Tell us a little about yourself?
Married with three adult children (one with an intellectual disability), owning and running a business that provides complete healthcare solutions, based in Australia and operating around the world. I have a background in engineering (mechanical, aeronautical and flight test engineering) and have established and run businesses over the last 25 years. I have been blessed with my health, education, a loving family and a successful business. I have a strong sense of commitment to help others, especially those who have not had the privilege or luck that I have. I have a particular interest in disability, social housing and indigenous health issues.
Who are the women who have inspired you the most in your life?
There are several so I will limit it to a few below. My mother is still a terrific role model for me. She and my father set up and ran businesses when I was growing up. I saw a respect between them that was a great example of gender equality, with tasks shared due to skills and competence. My wife is an amazing example for me. When we were both younger, she sacrificed her career for mine, traveling around Australia and the world to suit my postings. She has adapted her career and skills to suit our location and situation and has a clarity around what is important and significant. I was also impressed with Amelia Earhart’s achievements. Whilst most commonly known for her flying exploits, she was also an author, an advisor to universities on aeronautical engineering and an early supporter on the US Equal Right Amendments supporting equal legal rights for all genders. Growing up I was amazed at the achievements of Marie Curie. She was the first woman to win a Nobel Prize and the only woman to win a Nobel Prize twice, as well as the only person to win it in two different fields (physics and chemistry). She developed treatments for cancer with radiation, and invented mobile x-ray machines to support field hospitals during the first world war. When I was in Warsaw, I visited her laboratory and was in awe of what she achieved with such basic equipment.
Why do you think it’s important to increase the number of women in business,
particularly in leadership roles?
I have learnt that as a community we are stronger when all aspects of our community are represented in every aspect of our societal structures. Diversity brings different viewpoints, different leadership models, and better outcomes. To have 50% of our community not equally represented in business and leadership means that we are missing out on opportunities to have a better business community, better leadership, a stronger economy and ultimately a better community.
What more can be done to support women in male-dominated industries?
We need to look at the barriers to entry and then to on-going engagement in male dominated industries and then decide how to address them in an on-going and systemic manner. Men also need to ask women what are the barriers to entry and retention in these industries and what are solutions they would recommend to address those barriers. We should be ready for some ideas to succeed and some to fail, and use those results to improve and try again. Working collaboratively, we can address and remove these barriers, and create greater diversity across all areas of employment.
What further steps can be implemented to encourage women supporting women?

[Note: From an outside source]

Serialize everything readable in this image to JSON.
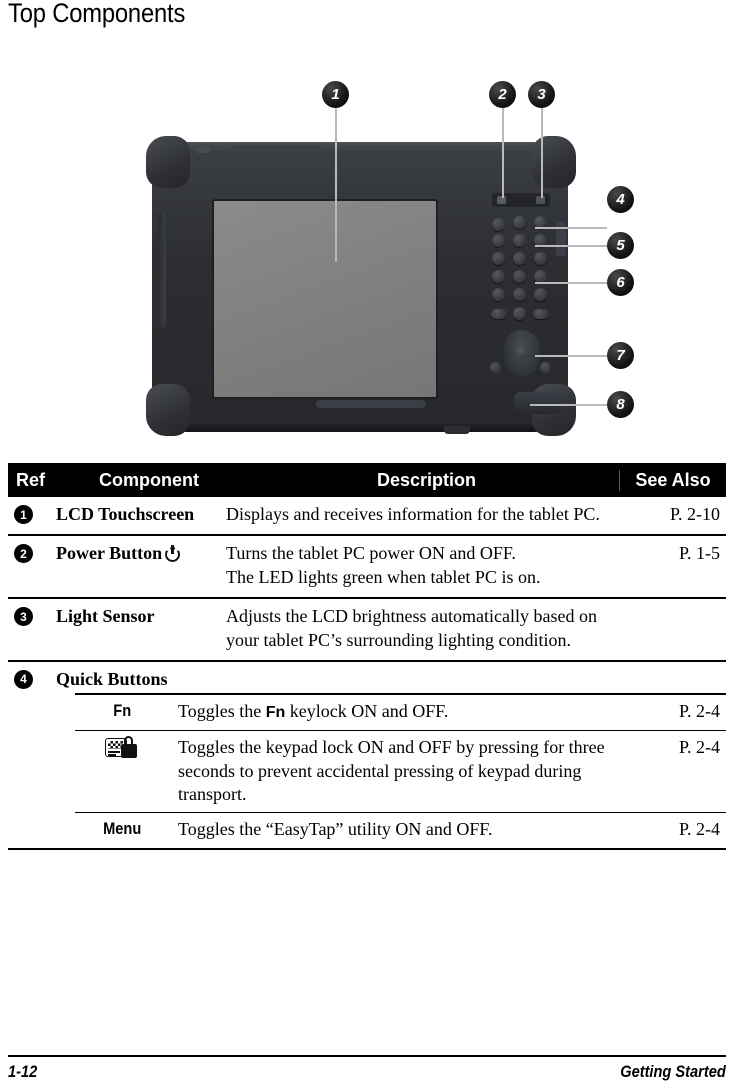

We can create opportunities for women to support and mentor younger women coming into industries. We should also use the mentoring to encourage skills and create opportunities. We can tell the stories of successful women as clear examples to young girls and women.
How would you motivate women to “lean in”?
Every woman should be made to feel comfortable to propose ideas or suggestions to either contribute to the organisation they are in, or to improve the situation they are operating in. Men need to be ready to engage with women in discussion and debate, and treat everyone’s opinion, male or female, as valid and worth hearing and taking the time to understand and appreciate. Making this a normal way of doing business will tell its own story of the success of leaning in, both for the women leaning in and for the organisations that bear the success.
How would you describe your current thinking about diversity and inclusion?
Having grown up in a family where gender equality was the norm and now having a family where disability is the norm, I can clearly see the benefits of diversity and inclusion. In our business over 55% of our staff are women, and our company is stronger because of this diversity. We also have people from 19 different countries, 12 language groups, at least 8 diverse faiths, as well as people with physical and intellectual disabilities. My wife and I founded a charity that creates homeownership for people with an intellectual disability, creating inclusion in community. As I said in question 3, diversity and inclusion create a stronger, more resilient community.
Would you like to tell us a bit more about your thoughts/ comments?
My daughter and wife discuss and highlight examples of discrimination against women that gives me insight and understanding. They have provided clarity on unconscious bias against women that has made me both embarrassed by my behaviour and creating a desire to do better. An example is the use of language. They introduced me to the #LikeAGirl campaign. It had a powerful impact on me and I became significantly more aware of the power of language to demean and dismiss others. As a person granted so much luck in my life, I know that I need to continue my journey of supporting diversity